Canadian pastor being held in North Korea speaks at news conference

Updated 11:21 AM EDT, Fri July 31, 2015

Story highlights

Rev. Hyeon Soo Lim confesses to activities aimed at toppling the government of North Korea

Family spokesperson is extremely skeptical of the charges and the confession

Westerners held previously in North Korea have said that their confessions were given under pressure

(CNN) —  

A Canadian pastor detained in North Korea made his first public appearance at a news conference in Pyongyang on Thursday, nearly six months after he was arrested in the country while on a humanitarian visit, according to North Korea’s state-run news agency KCNA.

Reading from a statement, Rev. Hyeon Soo Lim confessed to activities aimed at toppling the government of North Korea and to violating the country’s Ebola quarantine policy in February by “illegally” entering the capital, KCNA reported.

“I have so far malignantly defamed the dignity and social system of (North Korea),” Lim said, according to KCNA.

Lim traveled into North Korea from China on January 30 with plans to tend to aid projects established by his church in the northeastern city of Rajin, including an orphanage, a nursery and a nursing home.

A church leader who speaks on behalf of the family, Lisa Pak, described the trips as “routine” and said that Lim had visited the country over 100 times.

In a statement given first to CNN on Thursday, Pak said, “There are no comments regarding the charges and allegations made against Mr. Lim except that the humanitarian aid projects that Mr. Lim has both initiated and supported in the DPRK have been for the betterment of the people.”

“It is this tremendous love for the people of the DPRK that motivated Mr. Lim to travel to the nation over 100 times,” she said.

Coerced confessions

Westerners held previously in North Korea have said that their confessions were given under pressure from the state.

In April, U.S. citizen Sandra Suh was released from detention in the country and deported to the United States after admitting to “plot-breeding and propaganda against the DPRK,” according to KCNA.

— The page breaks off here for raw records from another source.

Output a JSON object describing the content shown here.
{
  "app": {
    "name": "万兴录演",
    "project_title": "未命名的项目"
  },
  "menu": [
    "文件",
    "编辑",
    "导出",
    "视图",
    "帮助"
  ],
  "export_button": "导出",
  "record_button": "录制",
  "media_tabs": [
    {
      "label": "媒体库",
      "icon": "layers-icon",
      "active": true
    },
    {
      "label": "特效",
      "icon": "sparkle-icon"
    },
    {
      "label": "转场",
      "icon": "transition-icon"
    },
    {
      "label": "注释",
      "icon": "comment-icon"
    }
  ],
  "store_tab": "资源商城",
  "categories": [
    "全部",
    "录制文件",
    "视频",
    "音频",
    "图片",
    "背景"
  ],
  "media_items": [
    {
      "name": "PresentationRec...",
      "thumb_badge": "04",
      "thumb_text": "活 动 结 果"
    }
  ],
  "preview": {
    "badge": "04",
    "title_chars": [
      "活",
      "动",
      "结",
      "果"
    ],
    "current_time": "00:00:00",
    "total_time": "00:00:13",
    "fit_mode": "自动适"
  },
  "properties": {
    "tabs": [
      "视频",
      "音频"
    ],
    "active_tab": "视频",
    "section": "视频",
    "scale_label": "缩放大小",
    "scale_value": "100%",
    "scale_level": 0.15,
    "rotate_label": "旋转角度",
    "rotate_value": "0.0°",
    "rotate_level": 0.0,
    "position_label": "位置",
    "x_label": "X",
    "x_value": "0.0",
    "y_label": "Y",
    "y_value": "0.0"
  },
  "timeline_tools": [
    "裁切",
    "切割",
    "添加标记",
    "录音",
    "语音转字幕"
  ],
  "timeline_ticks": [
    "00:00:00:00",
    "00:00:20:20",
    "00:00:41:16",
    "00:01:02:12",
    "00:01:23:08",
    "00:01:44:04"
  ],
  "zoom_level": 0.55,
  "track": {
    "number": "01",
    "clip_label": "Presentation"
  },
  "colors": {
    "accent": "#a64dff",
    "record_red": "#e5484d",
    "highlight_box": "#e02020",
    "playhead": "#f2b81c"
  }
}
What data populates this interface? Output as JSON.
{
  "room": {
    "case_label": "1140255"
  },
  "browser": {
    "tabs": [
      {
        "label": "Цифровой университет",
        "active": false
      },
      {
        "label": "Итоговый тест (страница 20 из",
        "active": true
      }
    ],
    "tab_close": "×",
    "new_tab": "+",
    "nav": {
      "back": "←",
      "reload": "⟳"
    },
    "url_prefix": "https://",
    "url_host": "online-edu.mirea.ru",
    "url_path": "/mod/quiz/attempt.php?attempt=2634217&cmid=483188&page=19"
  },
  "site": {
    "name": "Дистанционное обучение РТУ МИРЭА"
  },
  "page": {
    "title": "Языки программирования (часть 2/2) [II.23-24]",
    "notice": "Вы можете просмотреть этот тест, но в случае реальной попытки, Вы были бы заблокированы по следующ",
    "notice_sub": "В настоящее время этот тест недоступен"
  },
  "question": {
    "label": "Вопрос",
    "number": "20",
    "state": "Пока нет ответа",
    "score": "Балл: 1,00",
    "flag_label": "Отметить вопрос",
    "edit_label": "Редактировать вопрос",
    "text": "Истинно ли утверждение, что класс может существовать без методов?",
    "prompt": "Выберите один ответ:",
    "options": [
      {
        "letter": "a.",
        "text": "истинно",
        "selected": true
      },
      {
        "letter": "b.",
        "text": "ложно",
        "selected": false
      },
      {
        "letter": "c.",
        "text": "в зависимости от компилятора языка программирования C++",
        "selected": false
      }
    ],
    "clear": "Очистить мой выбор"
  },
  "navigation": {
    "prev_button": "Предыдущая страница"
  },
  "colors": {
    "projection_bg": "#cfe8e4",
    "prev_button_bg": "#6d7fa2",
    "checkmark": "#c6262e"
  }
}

Lim apologized in his statement for trying “to remove loyalty in the hearts of the North Korean people to their authorities,” according to The Associated Press, which was also present for the news conference. AP reported it was delivered in front of a packed room of Pyongyang-based journalists.